● Assignment:
Repeat the entries verbatim.
[Opening Provided records section]
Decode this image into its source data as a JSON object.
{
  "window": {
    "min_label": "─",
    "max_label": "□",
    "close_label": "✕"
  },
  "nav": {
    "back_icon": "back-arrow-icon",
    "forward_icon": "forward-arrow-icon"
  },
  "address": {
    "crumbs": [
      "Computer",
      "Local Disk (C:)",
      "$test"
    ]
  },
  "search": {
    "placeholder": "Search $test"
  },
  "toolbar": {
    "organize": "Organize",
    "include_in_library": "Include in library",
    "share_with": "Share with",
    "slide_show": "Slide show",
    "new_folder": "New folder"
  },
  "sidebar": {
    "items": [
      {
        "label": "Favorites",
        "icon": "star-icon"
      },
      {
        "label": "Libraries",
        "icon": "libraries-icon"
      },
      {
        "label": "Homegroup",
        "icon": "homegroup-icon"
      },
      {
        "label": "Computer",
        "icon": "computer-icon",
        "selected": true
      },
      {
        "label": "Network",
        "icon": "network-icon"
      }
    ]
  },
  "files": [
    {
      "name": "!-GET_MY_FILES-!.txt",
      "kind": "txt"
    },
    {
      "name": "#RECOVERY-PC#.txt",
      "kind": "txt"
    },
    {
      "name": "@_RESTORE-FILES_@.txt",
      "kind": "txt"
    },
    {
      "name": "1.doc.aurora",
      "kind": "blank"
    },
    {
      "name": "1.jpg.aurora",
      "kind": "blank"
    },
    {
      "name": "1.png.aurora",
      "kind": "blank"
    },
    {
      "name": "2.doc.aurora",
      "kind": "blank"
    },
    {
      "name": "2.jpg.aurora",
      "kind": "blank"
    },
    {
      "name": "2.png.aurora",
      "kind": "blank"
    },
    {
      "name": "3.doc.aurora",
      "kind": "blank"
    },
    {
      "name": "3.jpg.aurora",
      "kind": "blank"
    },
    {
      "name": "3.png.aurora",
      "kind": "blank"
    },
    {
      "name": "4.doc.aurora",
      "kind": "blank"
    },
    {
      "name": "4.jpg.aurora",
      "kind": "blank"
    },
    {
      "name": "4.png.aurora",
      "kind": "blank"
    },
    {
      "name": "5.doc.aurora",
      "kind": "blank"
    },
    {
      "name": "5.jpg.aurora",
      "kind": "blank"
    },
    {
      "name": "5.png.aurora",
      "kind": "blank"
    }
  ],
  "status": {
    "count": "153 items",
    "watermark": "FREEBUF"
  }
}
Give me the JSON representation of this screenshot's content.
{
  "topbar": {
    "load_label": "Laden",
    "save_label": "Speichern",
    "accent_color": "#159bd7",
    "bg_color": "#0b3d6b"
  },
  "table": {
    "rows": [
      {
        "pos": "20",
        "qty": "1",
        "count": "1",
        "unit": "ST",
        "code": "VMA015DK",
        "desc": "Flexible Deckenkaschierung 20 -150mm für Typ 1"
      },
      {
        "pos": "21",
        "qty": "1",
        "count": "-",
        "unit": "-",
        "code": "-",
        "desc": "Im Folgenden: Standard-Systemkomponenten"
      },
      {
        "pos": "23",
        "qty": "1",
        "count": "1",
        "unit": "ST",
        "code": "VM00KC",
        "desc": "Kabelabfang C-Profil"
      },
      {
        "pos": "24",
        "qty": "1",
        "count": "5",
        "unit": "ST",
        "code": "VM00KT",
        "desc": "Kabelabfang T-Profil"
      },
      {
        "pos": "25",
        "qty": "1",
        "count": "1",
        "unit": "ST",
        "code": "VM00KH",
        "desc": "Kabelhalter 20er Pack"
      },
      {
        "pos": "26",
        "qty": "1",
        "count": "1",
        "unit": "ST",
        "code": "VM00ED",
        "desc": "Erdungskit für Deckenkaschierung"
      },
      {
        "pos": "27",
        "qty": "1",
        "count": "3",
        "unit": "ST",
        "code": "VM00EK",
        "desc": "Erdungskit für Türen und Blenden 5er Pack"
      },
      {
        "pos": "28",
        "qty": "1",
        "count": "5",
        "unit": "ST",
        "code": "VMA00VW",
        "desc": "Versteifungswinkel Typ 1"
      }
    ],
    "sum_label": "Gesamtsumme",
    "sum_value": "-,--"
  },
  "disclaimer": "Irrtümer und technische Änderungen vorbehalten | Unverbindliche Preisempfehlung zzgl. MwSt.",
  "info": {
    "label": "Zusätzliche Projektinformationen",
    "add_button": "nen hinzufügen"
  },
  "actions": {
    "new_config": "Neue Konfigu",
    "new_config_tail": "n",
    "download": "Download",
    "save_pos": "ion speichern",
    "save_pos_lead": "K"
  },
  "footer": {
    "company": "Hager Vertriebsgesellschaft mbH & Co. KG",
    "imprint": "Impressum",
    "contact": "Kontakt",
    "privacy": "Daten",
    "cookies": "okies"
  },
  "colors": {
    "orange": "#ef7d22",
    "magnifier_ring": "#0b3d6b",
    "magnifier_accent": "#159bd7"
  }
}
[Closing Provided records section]
● Task solution:
Decode this image into its source data as a JSON object.
{
  "window": {
    "min_label": "─",
    "max_label": "□",
    "close_label": "✕"
  },
  "nav": {
    "back_icon": "back-arrow-icon",
    "forward_icon": "forward-arrow-icon"
  },
  "address": {
    "crumbs": [
      "Computer",
      "Local Disk (C:)",
      "$test"
    ]
  },
  "search": {
    "placeholder": "Search $test"
  },
  "toolbar": {
    "organize": "Organize",
    "include_in_library": "Include in library",
    "share_with": "Share with",
    "slide_show": "Slide show",
    "new_folder": "New folder"
  },
  "sidebar": {
    "items": [
      {
        "label": "Favorites",
        "icon": "star-icon"
      },
      {
        "label": "Libraries",
        "icon": "libraries-icon"
      },
      {
        "label": "Homegroup",
        "icon": "homegroup-icon"
      },
      {
        "label": "Computer",
        "icon": "computer-icon",
        "selected": true
      },
      {
        "label": "Network",
        "icon": "network-icon"
      }
    ]
  },
  "files": [
    {
      "name": "!-GET_MY_FILES-!.txt",
      "kind": "txt"
    },
    {
      "name": "#RECOVERY-PC#.txt",
      "kind": "txt"
    },
    {
      "name": "@_RESTORE-FILES_@.txt",
      "kind": "txt"
    },
    {
      "name": "1.doc.aurora",
      "kind": "blank"
    },
    {
      "name": "1.jpg.aurora",
      "kind": "blank"
    },
    {
      "name": "1.png.aurora",
      "kind": "blank"
    },
    {
      "name": "2.doc.aurora",
      "kind": "blank"
    },
    {
      "name": "2.jpg.aurora",
      "kind": "blank"
    },
    {
      "name": "2.png.aurora",
      "kind": "blank"
    },
    {
      "name": "3.doc.aurora",
      "kind": "blank"
    },
    {
      "name": "3.jpg.aurora",
      "kind": "blank"
    },
    {
      "name": "3.png.aurora",
      "kind": "blank"
    },
    {
      "name": "4.doc.aurora",
      "kind": "blank"
    },
    {
      "name": "4.jpg.aurora",
      "kind": "blank"
    },
    {
      "name": "4.png.aurora",
      "kind": "blank"
    },
    {
      "name": "5.doc.aurora",
      "kind": "blank"
    },
    {
      "name": "5.jpg.aurora",
      "kind": "blank"
    },
    {
      "name": "5.png.aurora",
      "kind": "blank"
    }
  ],
  "status": {
    "count": "153 items",
    "watermark": "FREEBUF"
  }
}
Give me the JSON representation of this screenshot's content.
{
  "topbar": {
    "load_label": "Laden",
    "save_label": "Speichern",
    "accent_color": "#159bd7",
    "bg_color": "#0b3d6b"
  },
  "table": {
    "rows": [
      {
        "pos": "20",
        "qty": "1",
        "count": "1",
        "unit": "ST",
        "code": "VMA015DK",
        "desc": "Flexible Deckenkaschierung 20 -150mm für Typ 1"
      },
      {
        "pos": "21",
        "qty": "1",
        "count": "-",
        "unit": "-",
        "code": "-",
        "desc": "Im Folgenden: Standard-Systemkomponenten"
      },
      {
        "pos": "23",
        "qty": "1",
        "count": "1",
        "unit": "ST",
        "code": "VM00KC",
        "desc": "Kabelabfang C-Profil"
      },
      {
        "pos": "24",
        "qty": "1",
        "count": "5",
        "unit": "ST",
        "code": "VM00KT",
        "desc": "Kabelabfang T-Profil"
      },
      {
        "pos": "25",
        "qty": "1",
        "count": "1",
        "unit": "ST",
        "code": "VM00KH",
        "desc": "Kabelhalter 20er Pack"
      },
      {
        "pos": "26",
        "qty": "1",
        "count": "1",
        "unit": "ST",
        "code": "VM00ED",
        "desc": "Erdungskit für Deckenkaschierung"
      },
      {
        "pos": "27",
        "qty": "1",
        "count": "3",
        "unit": "ST",
        "code": "VM00EK",
        "desc": "Erdungskit für Türen und Blenden 5er Pack"
      },
      {
        "pos": "28",
        "qty": "1",
        "count": "5",
        "unit": "ST",
        "code": "VMA00VW",
        "desc": "Versteifungswinkel Typ 1"
      }
    ],
    "sum_label": "Gesamtsumme",
    "sum_value": "-,--"
  },
  "disclaimer": "Irrtümer und technische Änderungen vorbehalten | Unverbindliche Preisempfehlung zzgl. MwSt.",
  "info": {
    "label": "Zusätzliche Projektinformationen",
    "add_button": "nen hinzufügen"
  },
  "actions": {
    "new_config": "Neue Konfigu",
    "new_config_tail": "n",
    "download": "Download",
    "save_pos": "ion speichern",
    "save_pos_lead": "K"
  },
  "footer": {
    "company": "Hager Vertriebsgesellschaft mbH & Co. KG",
    "imprint": "Impressum",
    "contact": "Kontakt",
    "privacy": "Daten",
    "cookies": "okies"
  },
  "colors": {
    "orange": "#ef7d22",
    "magnifier_ring": "#0b3d6b",
    "magnifier_accent": "#159bd7"
  }
}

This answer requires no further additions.